_What to do_
Print the entries exactly; skip the pictures.

*** Opening of Data for review ***

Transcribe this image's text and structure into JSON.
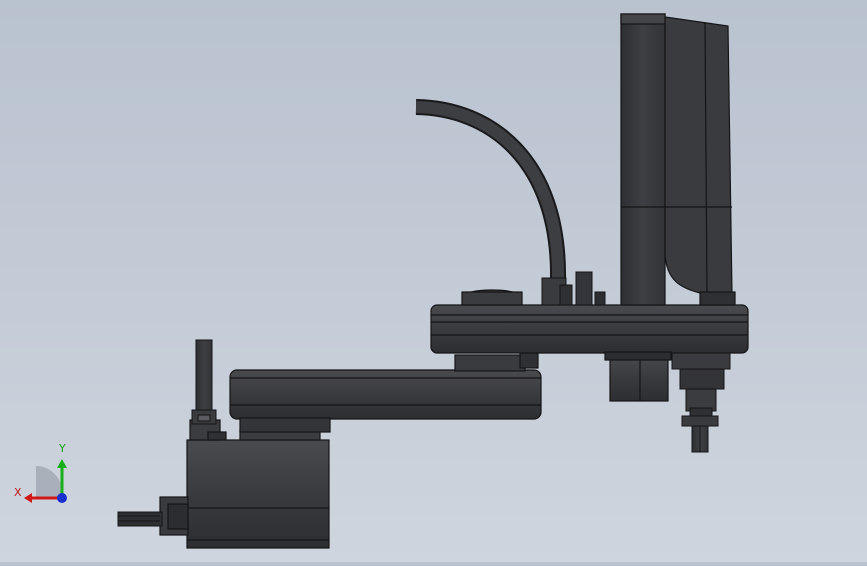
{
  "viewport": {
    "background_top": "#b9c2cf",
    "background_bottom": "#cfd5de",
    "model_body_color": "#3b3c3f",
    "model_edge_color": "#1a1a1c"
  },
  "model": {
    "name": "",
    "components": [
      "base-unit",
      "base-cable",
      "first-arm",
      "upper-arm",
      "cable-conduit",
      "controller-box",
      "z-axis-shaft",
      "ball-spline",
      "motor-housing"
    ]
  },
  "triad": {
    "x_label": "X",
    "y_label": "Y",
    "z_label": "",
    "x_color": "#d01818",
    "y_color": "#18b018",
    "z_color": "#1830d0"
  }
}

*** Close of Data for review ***

_Solution for this problem_
Transcribe this image's text and structure into JSON.
{
  "viewport": {
    "background_top": "#b9c2cf",
    "background_bottom": "#cfd5de",
    "model_body_color": "#3b3c3f",
    "model_edge_color": "#1a1a1c"
  },
  "model": {
    "name": "",
    "components": [
      "base-unit",
      "base-cable",
      "first-arm",
      "upper-arm",
      "cable-conduit",
      "controller-box",
      "z-axis-shaft",
      "ball-spline",
      "motor-housing"
    ]
  },
  "triad": {
    "x_label": "X",
    "y_label": "Y",
    "z_label": "",
    "x_color": "#d01818",
    "y_color": "#18b018",
    "z_color": "#1830d0"
  }
}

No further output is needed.